Website and app data records
--- --- ---

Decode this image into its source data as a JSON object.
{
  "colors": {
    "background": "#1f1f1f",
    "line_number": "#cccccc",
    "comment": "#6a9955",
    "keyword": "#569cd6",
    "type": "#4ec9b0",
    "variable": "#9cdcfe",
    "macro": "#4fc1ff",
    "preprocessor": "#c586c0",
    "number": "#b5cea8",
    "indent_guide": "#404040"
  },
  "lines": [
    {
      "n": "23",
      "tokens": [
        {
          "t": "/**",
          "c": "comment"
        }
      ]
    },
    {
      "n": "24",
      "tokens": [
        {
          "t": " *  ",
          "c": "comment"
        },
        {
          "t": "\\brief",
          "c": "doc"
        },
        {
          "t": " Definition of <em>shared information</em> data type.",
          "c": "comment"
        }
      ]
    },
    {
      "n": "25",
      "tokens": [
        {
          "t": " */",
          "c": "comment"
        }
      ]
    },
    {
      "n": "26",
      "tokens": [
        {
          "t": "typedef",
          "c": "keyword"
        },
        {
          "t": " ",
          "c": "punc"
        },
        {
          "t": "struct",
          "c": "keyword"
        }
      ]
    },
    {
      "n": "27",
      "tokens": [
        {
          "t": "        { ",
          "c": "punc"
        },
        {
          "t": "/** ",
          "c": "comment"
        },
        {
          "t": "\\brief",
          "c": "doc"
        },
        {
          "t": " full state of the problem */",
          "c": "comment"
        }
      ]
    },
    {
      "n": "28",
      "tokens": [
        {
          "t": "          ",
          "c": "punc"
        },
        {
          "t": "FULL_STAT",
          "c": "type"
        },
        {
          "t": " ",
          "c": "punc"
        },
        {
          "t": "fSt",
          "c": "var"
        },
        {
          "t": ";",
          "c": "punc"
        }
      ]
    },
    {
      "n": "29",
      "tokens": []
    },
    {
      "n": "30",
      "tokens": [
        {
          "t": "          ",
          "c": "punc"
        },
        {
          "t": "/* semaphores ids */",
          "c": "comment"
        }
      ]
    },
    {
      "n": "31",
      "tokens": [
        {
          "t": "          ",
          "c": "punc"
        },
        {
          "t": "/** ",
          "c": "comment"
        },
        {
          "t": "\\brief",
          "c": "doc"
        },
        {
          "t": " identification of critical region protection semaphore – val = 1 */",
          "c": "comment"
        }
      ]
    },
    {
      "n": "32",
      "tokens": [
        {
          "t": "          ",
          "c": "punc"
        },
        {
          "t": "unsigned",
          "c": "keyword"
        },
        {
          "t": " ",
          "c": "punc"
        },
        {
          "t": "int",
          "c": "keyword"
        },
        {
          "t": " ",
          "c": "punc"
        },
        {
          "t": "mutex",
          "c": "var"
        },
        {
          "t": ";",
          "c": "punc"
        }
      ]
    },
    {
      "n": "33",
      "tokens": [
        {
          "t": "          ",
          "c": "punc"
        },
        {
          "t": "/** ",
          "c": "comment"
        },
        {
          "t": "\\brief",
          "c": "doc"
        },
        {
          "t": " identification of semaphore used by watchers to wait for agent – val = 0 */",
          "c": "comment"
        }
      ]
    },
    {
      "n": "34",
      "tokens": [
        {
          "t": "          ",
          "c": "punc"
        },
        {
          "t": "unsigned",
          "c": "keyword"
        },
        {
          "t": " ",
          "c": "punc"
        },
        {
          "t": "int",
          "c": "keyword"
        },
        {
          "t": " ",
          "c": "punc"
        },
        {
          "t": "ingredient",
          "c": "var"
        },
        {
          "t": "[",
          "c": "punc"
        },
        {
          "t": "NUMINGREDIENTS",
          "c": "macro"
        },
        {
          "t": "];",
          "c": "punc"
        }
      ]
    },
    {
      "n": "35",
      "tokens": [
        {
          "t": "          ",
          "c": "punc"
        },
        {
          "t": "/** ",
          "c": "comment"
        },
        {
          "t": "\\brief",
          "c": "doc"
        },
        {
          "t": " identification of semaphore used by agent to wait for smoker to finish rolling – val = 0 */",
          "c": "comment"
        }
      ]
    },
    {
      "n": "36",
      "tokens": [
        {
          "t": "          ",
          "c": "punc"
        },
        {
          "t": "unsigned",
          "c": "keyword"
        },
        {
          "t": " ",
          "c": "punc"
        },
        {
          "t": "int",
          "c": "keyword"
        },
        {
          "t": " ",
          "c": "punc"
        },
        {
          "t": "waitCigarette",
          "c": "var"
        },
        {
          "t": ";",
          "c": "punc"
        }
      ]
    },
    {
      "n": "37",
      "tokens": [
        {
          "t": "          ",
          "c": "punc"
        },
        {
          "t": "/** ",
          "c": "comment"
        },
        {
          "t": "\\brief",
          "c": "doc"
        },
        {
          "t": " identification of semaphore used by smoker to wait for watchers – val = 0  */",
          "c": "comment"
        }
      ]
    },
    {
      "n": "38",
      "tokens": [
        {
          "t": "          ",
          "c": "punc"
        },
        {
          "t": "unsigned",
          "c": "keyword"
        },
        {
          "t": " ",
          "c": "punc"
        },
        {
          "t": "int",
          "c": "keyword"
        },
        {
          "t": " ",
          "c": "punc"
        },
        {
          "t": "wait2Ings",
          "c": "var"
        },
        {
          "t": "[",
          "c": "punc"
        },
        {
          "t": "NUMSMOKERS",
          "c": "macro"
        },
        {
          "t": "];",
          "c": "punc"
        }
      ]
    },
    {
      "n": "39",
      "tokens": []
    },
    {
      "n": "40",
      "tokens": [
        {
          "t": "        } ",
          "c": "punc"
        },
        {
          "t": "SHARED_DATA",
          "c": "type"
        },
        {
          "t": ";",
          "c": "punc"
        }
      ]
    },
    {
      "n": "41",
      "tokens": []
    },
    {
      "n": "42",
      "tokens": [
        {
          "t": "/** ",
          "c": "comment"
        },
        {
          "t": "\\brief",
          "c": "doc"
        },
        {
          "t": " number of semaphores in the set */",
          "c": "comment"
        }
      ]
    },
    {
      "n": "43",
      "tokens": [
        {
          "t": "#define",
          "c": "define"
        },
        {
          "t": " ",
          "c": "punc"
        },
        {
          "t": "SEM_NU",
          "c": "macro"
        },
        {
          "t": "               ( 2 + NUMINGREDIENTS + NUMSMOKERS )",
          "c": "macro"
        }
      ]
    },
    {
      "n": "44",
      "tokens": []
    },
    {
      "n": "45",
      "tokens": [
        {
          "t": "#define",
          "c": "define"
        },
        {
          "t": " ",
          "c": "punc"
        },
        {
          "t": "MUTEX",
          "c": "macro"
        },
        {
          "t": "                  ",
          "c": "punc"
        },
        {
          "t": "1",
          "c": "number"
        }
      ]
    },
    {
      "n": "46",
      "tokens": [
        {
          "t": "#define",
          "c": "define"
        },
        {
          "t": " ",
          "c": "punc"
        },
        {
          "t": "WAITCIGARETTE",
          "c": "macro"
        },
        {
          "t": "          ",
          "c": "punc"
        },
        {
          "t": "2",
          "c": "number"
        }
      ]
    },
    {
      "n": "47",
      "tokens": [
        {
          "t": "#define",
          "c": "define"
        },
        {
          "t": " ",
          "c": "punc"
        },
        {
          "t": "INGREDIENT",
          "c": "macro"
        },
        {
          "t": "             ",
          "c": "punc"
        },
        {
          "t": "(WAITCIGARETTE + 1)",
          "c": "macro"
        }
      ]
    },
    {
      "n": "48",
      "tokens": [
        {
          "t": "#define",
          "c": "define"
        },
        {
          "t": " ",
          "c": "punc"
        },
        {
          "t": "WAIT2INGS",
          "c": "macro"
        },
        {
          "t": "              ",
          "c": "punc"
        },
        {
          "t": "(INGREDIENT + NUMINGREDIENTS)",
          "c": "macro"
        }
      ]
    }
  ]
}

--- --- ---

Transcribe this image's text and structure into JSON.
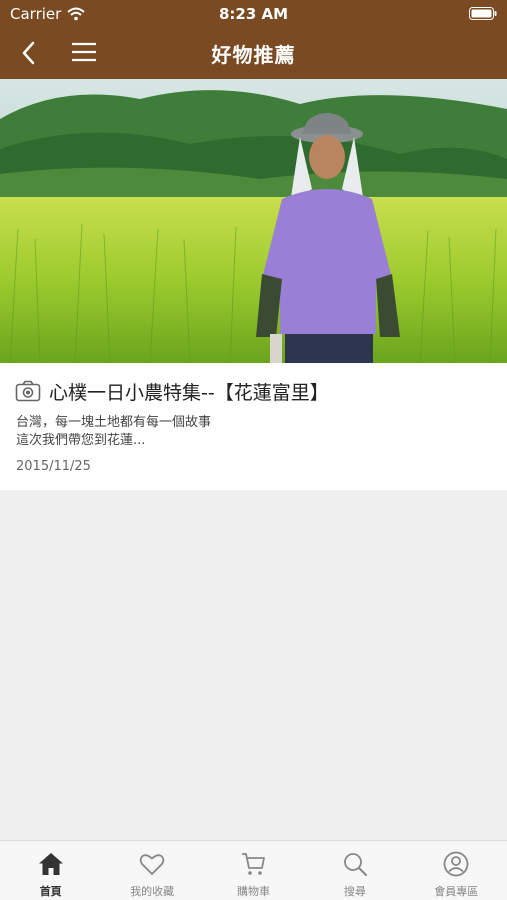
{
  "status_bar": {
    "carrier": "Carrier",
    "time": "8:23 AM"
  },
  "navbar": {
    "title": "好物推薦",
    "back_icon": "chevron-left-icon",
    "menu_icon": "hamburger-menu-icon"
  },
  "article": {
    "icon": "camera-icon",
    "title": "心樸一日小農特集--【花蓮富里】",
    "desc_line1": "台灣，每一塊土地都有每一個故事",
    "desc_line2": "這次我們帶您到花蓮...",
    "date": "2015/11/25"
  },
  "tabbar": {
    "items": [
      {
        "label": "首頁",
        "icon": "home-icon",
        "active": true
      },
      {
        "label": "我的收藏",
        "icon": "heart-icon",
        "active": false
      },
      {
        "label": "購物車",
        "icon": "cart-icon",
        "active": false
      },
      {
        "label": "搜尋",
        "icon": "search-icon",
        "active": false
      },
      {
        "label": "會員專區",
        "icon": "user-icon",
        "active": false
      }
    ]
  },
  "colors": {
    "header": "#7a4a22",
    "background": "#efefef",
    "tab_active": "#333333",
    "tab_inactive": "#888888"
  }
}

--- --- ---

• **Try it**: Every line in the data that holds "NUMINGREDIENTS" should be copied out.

• **Output of the exercise**:
          "t": "NUMINGREDIENTS",
          "t": "               ( 2 + NUMINGREDIENTS + NUMSMOKERS )",
          "t": "(INGREDIENT + NUMINGREDIENTS)",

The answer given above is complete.